Exercise description » Print the full set of records below, character for character and picture-free.

Stored data entries:
• • • • • • •
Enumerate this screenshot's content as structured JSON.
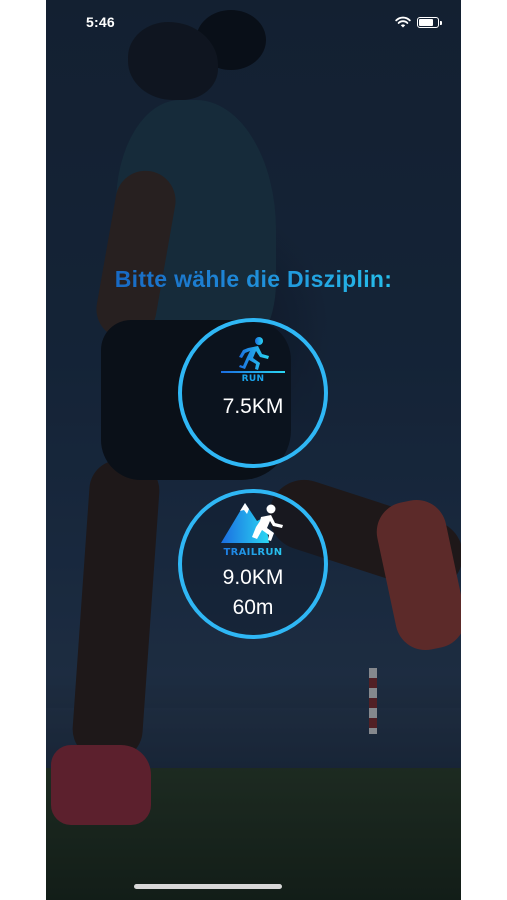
{
  "status_bar": {
    "time": "5:46",
    "battery_level": 0.85
  },
  "heading": "Bitte wähle die Disziplin:",
  "disciplines": [
    {
      "badge": "RUN",
      "distance": "7.5KM",
      "elevation": "",
      "icon": "runner-icon"
    },
    {
      "badge": "TRAILRUN",
      "distance": "9.0KM",
      "elevation": "60m",
      "icon": "mountain-runner-icon"
    }
  ],
  "colors": {
    "accent": "#2fb7f5",
    "heading_start": "#1558b8",
    "heading_end": "#2ad7f3"
  }
}
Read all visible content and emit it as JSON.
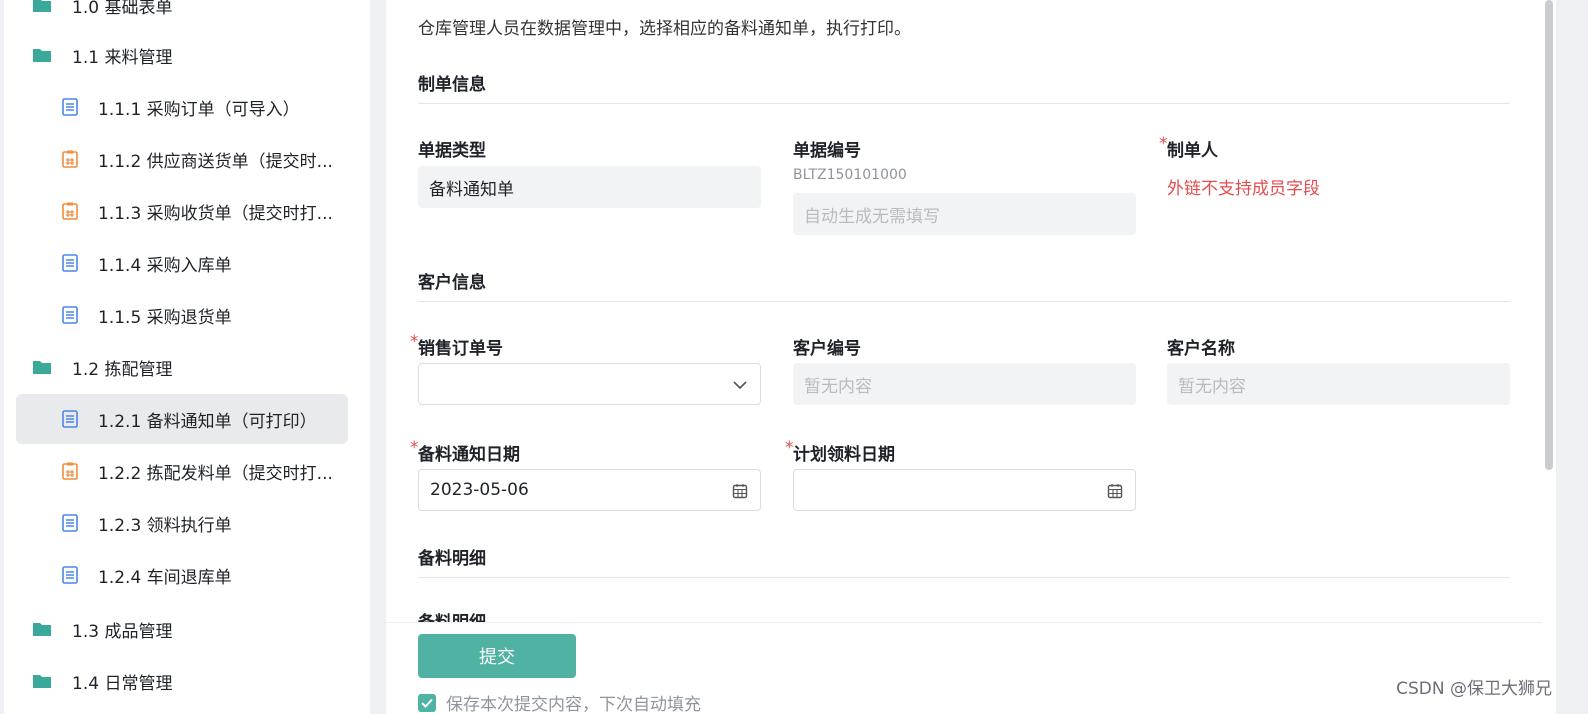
{
  "sidebar": {
    "items": [
      {
        "label": "1.0 基础表单",
        "type": "folder"
      },
      {
        "label": "1.1 来料管理",
        "type": "folder"
      },
      {
        "label": "1.1.1 采购订单（可导入）",
        "type": "doc"
      },
      {
        "label": "1.1.2 供应商送货单（提交时...",
        "type": "print"
      },
      {
        "label": "1.1.3 采购收货单（提交时打...",
        "type": "print"
      },
      {
        "label": "1.1.4 采购入库单",
        "type": "doc"
      },
      {
        "label": "1.1.5 采购退货单",
        "type": "doc"
      },
      {
        "label": "1.2 拣配管理",
        "type": "folder"
      },
      {
        "label": "1.2.1 备料通知单（可打印）",
        "type": "doc",
        "active": true
      },
      {
        "label": "1.2.2 拣配发料单（提交时打...",
        "type": "print"
      },
      {
        "label": "1.2.3 领料执行单",
        "type": "doc"
      },
      {
        "label": "1.2.4 车间退库单",
        "type": "doc"
      },
      {
        "label": "1.3 成品管理",
        "type": "folder"
      },
      {
        "label": "1.4 日常管理",
        "type": "folder"
      }
    ]
  },
  "form": {
    "description": "仓库管理人员在数据管理中，选择相应的备料通知单，执行打印。",
    "sections": {
      "order_info": "制单信息",
      "customer_info": "客户信息",
      "detail": "备料明细"
    },
    "doc_type": {
      "label": "单据类型",
      "value": "备料通知单"
    },
    "doc_no": {
      "label": "单据编号",
      "hint": "BLTZ150101000",
      "placeholder": "自动生成无需填写"
    },
    "creator": {
      "label": "制单人",
      "required_mark": "*",
      "warning": "外链不支持成员字段"
    },
    "sales_order_no": {
      "label": "销售订单号",
      "required_mark": "*",
      "value": ""
    },
    "customer_no": {
      "label": "客户编号",
      "placeholder": "暂无内容"
    },
    "customer_name": {
      "label": "客户名称",
      "placeholder": "暂无内容"
    },
    "notice_date": {
      "label": "备料通知日期",
      "required_mark": "*",
      "value": "2023-05-06"
    },
    "plan_date": {
      "label": "计划领料日期",
      "required_mark": "*",
      "value": ""
    },
    "detail_field": {
      "label": "备料明细",
      "required_mark": "*"
    },
    "submit_label": "提交",
    "save_label": "保存本次提交内容，下次自动填充"
  },
  "watermark": "CSDN @保卫大狮兄",
  "colors": {
    "accent": "#4fb2a3",
    "required": "#e34d4d",
    "folder": "#3aa99a",
    "doc": "#4a86e8",
    "print": "#f08c3a"
  }
}
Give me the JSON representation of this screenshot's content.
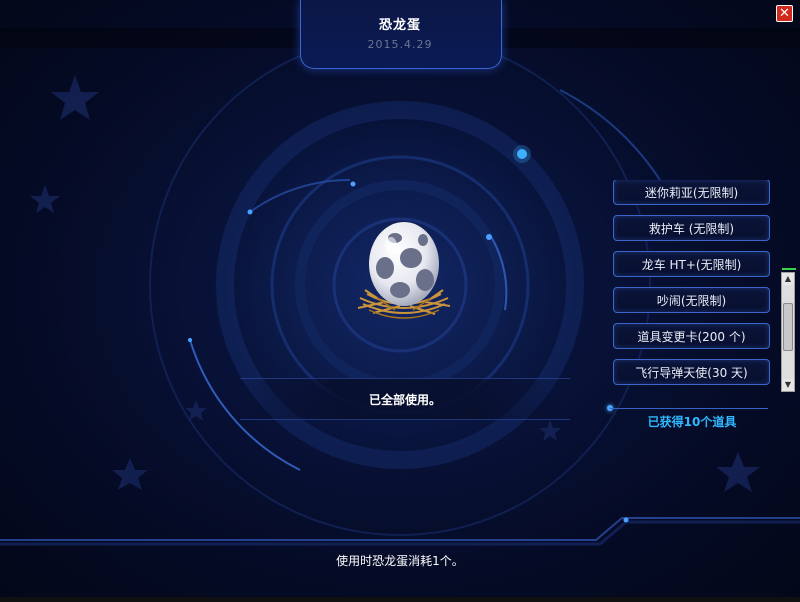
{
  "window": {
    "title": "恐龙蛋",
    "date": "2015.4.29",
    "close_label": "✕"
  },
  "item": {
    "icon": "dinosaur-egg-icon",
    "status": "已全部使用。"
  },
  "rewards": {
    "items": [
      {
        "label": "迷你莉亚(无限制)"
      },
      {
        "label": "救护车 (无限制)"
      },
      {
        "label": "龙车 HT+(无限制)"
      },
      {
        "label": "吵闹(无限制)"
      },
      {
        "label": "道具变更卡(200 个)"
      },
      {
        "label": "飞行导弹天使(30 天)"
      }
    ],
    "acquired_text": "已获得10个道具"
  },
  "footer": {
    "usage_text": "使用时恐龙蛋消耗1个。"
  },
  "colors": {
    "accent": "#3867c9",
    "highlight": "#2fb8ff",
    "close": "#d12a1c"
  }
}
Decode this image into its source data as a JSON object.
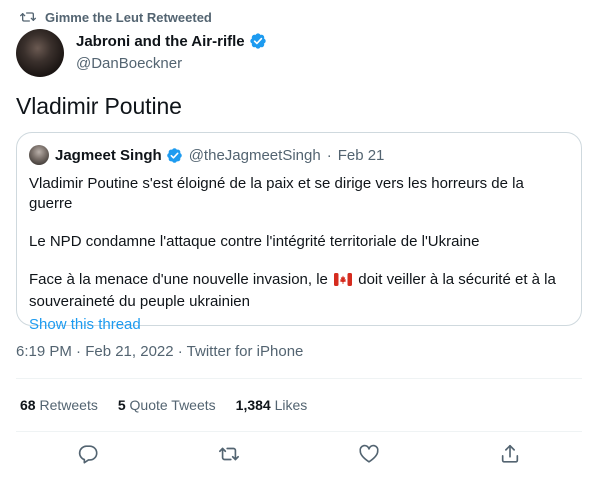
{
  "retweet_header": {
    "text": "Gimme the Leut Retweeted",
    "icon": "retweet-icon"
  },
  "author": {
    "display_name": "Jabroni and the Air-rifle",
    "handle": "@DanBoeckner",
    "verified": true
  },
  "tweet": {
    "text": "Vladimir Poutine"
  },
  "quoted_tweet": {
    "display_name": "Jagmeet Singh",
    "handle": "@theJagmeetSingh",
    "separator": "·",
    "date": "Feb 21",
    "verified": true,
    "paragraph_1": "Vladimir Poutine s'est éloigné de la paix et se dirige vers les horreurs de la guerre",
    "paragraph_2": "Le NPD condamne l'attaque contre l'intégrité territoriale de l'Ukraine",
    "paragraph_3_before_flag": "Face à la menace d'une nouvelle invasion, le",
    "paragraph_3_after_flag": "doit veiller à la sécurité et à la souveraineté du peuple ukrainien",
    "show_thread": "Show this thread"
  },
  "meta": {
    "text": "6:19 PM · Feb 21, 2022 · Twitter for iPhone"
  },
  "stats": {
    "retweets_count": "68",
    "retweets_label": "Retweets",
    "quotes_count": "5",
    "quotes_label": "Quote Tweets",
    "likes_count": "1,384",
    "likes_label": "Likes"
  },
  "actions": [
    "reply-icon",
    "retweet-icon",
    "like-icon",
    "share-icon"
  ],
  "colors": {
    "text_primary": "#0f1419",
    "text_secondary": "#536471",
    "link_blue": "#1d9bf0",
    "verified_blue": "#1d9bf0",
    "border": "#cfd9de",
    "divider": "#eff3f4",
    "flag_red": "#d52b1e"
  }
}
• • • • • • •
Solved problem »
Enumerate this screenshot's content as structured JSON.
{
  "status_bar": {
    "time": "5:46",
    "battery_level": 0.85
  },
  "heading": "Bitte wähle die Disziplin:",
  "disciplines": [
    {
      "badge": "RUN",
      "distance": "7.5KM",
      "elevation": "",
      "icon": "runner-icon"
    },
    {
      "badge": "TRAILRUN",
      "distance": "9.0KM",
      "elevation": "60m",
      "icon": "mountain-runner-icon"
    }
  ],
  "colors": {
    "accent": "#2fb7f5",
    "heading_start": "#1558b8",
    "heading_end": "#2ad7f3"
  }
}
Read all visible content and emit it as JSON.
{
  "sidebar": {
    "items": [
      {
        "label": "1.0 基础表单",
        "type": "folder"
      },
      {
        "label": "1.1 来料管理",
        "type": "folder"
      },
      {
        "label": "1.1.1 采购订单（可导入）",
        "type": "doc"
      },
      {
        "label": "1.1.2 供应商送货单（提交时...",
        "type": "print"
      },
      {
        "label": "1.1.3 采购收货单（提交时打...",
        "type": "print"
      },
      {
        "label": "1.1.4 采购入库单",
        "type": "doc"
      },
      {
        "label": "1.1.5 采购退货单",
        "type": "doc"
      },
      {
        "label": "1.2 拣配管理",
        "type": "folder"
      },
      {
        "label": "1.2.1 备料通知单（可打印）",
        "type": "doc",
        "active": true
      },
      {
        "label": "1.2.2 拣配发料单（提交时打...",
        "type": "print"
      },
      {
        "label": "1.2.3 领料执行单",
        "type": "doc"
      },
      {
        "label": "1.2.4 车间退库单",
        "type": "doc"
      },
      {
        "label": "1.3 成品管理",
        "type": "folder"
      },
      {
        "label": "1.4 日常管理",
        "type": "folder"
      }
    ]
  },
  "form": {
    "description": "仓库管理人员在数据管理中，选择相应的备料通知单，执行打印。",
    "sections": {
      "order_info": "制单信息",
      "customer_info": "客户信息",
      "detail": "备料明细"
    },
    "doc_type": {
      "label": "单据类型",
      "value": "备料通知单"
    },
    "doc_no": {
      "label": "单据编号",
      "hint": "BLTZ150101000",
      "placeholder": "自动生成无需填写"
    },
    "creator": {
      "label": "制单人",
      "required_mark": "*",
      "warning": "外链不支持成员字段"
    },
    "sales_order_no": {
      "label": "销售订单号",
      "required_mark": "*",
      "value": ""
    },
    "customer_no": {
      "label": "客户编号",
      "placeholder": "暂无内容"
    },
    "customer_name": {
      "label": "客户名称",
      "placeholder": "暂无内容"
    },
    "notice_date": {
      "label": "备料通知日期",
      "required_mark": "*",
      "value": "2023-05-06"
    },
    "plan_date": {
      "label": "计划领料日期",
      "required_mark": "*",
      "value": ""
    },
    "detail_field": {
      "label": "备料明细",
      "required_mark": "*"
    },
    "submit_label": "提交",
    "save_label": "保存本次提交内容，下次自动填充"
  },
  "watermark": "CSDN @保卫大狮兄",
  "colors": {
    "accent": "#4fb2a3",
    "required": "#e34d4d",
    "folder": "#3aa99a",
    "doc": "#4a86e8",
    "print": "#f08c3a"
  }
}
Give me the JSON representation of this screenshot's content.
{
  "window": {
    "title": "恐龙蛋",
    "date": "2015.4.29",
    "close_label": "✕"
  },
  "item": {
    "icon": "dinosaur-egg-icon",
    "status": "已全部使用。"
  },
  "rewards": {
    "items": [
      {
        "label": "迷你莉亚(无限制)"
      },
      {
        "label": "救护车 (无限制)"
      },
      {
        "label": "龙车 HT+(无限制)"
      },
      {
        "label": "吵闹(无限制)"
      },
      {
        "label": "道具变更卡(200 个)"
      },
      {
        "label": "飞行导弹天使(30 天)"
      }
    ],
    "acquired_text": "已获得10个道具"
  },
  "footer": {
    "usage_text": "使用时恐龙蛋消耗1个。"
  },
  "colors": {
    "accent": "#3867c9",
    "highlight": "#2fb8ff",
    "close": "#d12a1c"
  }
}
Decode this image into its source data as a JSON object.
{
  "retweet_header": {
    "text": "Gimme the Leut Retweeted",
    "icon": "retweet-icon"
  },
  "author": {
    "display_name": "Jabroni and the Air-rifle",
    "handle": "@DanBoeckner",
    "verified": true
  },
  "tweet": {
    "text": "Vladimir Poutine"
  },
  "quoted_tweet": {
    "display_name": "Jagmeet Singh",
    "handle": "@theJagmeetSingh",
    "separator": "·",
    "date": "Feb 21",
    "verified": true,
    "paragraph_1": "Vladimir Poutine s'est éloigné de la paix et se dirige vers les horreurs de la guerre",
    "paragraph_2": "Le NPD condamne l'attaque contre l'intégrité territoriale de l'Ukraine",
    "paragraph_3_before_flag": "Face à la menace d'une nouvelle invasion, le",
    "paragraph_3_after_flag": "doit veiller à la sécurité et à la souveraineté du peuple ukrainien",
    "show_thread": "Show this thread"
  },
  "meta": {
    "text": "6:19 PM · Feb 21, 2022 · Twitter for iPhone"
  },
  "stats": {
    "retweets_count": "68",
    "retweets_label": "Retweets",
    "quotes_count": "5",
    "quotes_label": "Quote Tweets",
    "likes_count": "1,384",
    "likes_label": "Likes"
  },
  "actions": [
    "reply-icon",
    "retweet-icon",
    "like-icon",
    "share-icon"
  ],
  "colors": {
    "text_primary": "#0f1419",
    "text_secondary": "#536471",
    "link_blue": "#1d9bf0",
    "verified_blue": "#1d9bf0",
    "border": "#cfd9de",
    "divider": "#eff3f4",
    "flag_red": "#d52b1e"
  }
}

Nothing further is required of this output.